Component data from apps and pages
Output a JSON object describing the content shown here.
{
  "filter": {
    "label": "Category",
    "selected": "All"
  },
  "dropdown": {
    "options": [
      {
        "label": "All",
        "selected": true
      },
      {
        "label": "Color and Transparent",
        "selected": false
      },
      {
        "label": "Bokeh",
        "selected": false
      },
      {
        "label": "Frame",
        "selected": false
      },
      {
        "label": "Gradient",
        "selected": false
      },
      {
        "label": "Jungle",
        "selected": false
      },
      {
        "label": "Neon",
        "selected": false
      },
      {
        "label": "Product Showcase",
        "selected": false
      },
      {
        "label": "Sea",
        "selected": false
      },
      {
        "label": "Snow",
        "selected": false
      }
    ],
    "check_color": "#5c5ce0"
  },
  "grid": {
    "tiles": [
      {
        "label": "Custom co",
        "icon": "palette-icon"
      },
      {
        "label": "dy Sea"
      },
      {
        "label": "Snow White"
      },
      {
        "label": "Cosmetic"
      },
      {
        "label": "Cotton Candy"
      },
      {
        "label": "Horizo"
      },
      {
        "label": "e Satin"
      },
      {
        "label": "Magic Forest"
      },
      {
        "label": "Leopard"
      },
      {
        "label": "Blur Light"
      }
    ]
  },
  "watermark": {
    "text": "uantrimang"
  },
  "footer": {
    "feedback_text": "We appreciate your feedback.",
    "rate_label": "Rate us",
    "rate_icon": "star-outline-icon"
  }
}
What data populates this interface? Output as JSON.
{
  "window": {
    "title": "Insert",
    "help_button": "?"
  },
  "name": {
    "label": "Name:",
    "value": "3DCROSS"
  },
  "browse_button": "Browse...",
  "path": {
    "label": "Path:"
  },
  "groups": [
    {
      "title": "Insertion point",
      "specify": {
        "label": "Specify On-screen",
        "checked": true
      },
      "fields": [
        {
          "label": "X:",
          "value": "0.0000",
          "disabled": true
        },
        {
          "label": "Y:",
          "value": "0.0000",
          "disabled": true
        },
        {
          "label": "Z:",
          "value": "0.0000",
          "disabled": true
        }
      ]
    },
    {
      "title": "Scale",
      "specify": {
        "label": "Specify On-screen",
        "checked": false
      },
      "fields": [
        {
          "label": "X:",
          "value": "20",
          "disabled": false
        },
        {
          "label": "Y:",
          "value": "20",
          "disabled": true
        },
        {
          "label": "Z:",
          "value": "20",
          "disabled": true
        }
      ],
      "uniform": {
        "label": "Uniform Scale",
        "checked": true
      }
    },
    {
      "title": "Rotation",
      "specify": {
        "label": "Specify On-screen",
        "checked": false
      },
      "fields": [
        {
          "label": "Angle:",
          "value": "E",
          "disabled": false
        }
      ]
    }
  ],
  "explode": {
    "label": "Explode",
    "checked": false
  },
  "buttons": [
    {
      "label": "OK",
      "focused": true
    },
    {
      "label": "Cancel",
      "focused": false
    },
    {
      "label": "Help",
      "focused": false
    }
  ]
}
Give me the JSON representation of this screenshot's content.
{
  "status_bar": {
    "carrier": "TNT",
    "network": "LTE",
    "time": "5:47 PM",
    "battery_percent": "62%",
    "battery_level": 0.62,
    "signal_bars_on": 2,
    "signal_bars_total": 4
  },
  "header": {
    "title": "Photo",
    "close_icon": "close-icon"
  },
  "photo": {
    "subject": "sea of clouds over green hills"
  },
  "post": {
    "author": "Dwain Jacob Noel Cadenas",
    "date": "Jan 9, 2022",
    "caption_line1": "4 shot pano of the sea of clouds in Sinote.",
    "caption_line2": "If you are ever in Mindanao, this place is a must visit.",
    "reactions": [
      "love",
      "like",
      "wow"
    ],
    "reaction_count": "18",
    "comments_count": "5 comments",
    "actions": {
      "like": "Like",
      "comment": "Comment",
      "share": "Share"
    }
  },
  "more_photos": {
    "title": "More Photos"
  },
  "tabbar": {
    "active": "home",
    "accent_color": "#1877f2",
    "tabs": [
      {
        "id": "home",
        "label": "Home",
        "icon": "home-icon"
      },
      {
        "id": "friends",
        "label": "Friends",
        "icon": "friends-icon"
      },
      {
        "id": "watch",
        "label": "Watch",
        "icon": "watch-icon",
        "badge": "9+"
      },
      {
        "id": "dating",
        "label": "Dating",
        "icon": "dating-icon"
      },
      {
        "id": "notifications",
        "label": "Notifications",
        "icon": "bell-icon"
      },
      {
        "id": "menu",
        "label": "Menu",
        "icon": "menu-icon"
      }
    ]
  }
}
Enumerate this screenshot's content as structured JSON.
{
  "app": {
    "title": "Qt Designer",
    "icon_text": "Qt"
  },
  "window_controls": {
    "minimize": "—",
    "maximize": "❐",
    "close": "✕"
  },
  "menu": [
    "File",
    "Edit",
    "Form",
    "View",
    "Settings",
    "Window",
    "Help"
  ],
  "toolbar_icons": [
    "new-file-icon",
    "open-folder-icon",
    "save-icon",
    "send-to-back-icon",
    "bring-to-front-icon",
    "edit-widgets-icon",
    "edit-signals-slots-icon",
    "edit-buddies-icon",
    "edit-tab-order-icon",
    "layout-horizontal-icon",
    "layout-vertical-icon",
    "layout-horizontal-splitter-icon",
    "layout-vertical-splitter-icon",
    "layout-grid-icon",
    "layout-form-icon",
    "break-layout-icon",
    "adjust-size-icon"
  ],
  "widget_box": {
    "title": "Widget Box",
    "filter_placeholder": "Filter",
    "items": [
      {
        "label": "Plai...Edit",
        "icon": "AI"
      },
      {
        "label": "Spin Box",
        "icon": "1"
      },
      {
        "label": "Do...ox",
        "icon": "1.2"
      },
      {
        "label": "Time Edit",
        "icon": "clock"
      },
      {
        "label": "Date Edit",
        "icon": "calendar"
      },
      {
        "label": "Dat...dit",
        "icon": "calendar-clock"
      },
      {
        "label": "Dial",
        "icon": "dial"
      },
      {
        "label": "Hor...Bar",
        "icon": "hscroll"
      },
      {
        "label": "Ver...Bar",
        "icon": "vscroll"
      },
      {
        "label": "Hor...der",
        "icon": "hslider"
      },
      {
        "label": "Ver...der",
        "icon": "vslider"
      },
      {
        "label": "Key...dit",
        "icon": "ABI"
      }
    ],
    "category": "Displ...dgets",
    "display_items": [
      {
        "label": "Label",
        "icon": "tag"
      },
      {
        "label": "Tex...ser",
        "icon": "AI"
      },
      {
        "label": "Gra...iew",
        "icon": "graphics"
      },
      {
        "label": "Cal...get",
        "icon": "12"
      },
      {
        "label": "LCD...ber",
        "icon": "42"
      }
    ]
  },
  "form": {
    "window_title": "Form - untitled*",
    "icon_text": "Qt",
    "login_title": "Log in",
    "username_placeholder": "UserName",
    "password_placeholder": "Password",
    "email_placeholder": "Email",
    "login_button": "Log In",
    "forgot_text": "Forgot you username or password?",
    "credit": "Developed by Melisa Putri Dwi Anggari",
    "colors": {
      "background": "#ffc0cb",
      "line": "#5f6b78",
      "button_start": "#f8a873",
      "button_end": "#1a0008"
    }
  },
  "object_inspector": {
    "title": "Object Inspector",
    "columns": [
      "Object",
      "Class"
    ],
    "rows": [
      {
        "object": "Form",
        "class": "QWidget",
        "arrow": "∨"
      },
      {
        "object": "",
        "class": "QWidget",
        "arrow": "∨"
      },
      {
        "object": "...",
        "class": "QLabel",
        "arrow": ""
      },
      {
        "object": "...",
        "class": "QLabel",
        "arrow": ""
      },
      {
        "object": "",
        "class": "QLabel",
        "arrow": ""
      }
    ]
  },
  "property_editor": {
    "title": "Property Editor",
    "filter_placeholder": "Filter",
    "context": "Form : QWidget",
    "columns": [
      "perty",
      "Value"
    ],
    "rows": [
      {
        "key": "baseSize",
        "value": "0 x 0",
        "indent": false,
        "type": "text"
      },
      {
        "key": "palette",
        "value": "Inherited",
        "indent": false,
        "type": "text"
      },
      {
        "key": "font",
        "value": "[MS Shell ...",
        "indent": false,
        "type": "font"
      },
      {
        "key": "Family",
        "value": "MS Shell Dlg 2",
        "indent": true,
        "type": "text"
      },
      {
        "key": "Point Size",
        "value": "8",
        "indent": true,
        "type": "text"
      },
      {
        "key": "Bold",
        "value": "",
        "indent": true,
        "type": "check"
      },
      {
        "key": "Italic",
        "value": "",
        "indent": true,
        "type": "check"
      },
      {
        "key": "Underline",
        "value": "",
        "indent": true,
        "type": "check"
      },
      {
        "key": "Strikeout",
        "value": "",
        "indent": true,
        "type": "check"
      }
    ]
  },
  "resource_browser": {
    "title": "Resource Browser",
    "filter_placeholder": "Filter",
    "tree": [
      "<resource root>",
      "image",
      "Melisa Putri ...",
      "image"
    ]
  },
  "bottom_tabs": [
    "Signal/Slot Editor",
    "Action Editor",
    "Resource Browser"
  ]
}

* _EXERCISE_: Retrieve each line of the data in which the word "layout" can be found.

* _EXPECTED ANSWER_:
    "layout-horizontal-icon",
    "layout-vertical-icon",
    "layout-horizontal-splitter-icon",
    "layout-vertical-splitter-icon",
    "layout-grid-icon",
    "layout-form-icon",
    "break-layout-icon",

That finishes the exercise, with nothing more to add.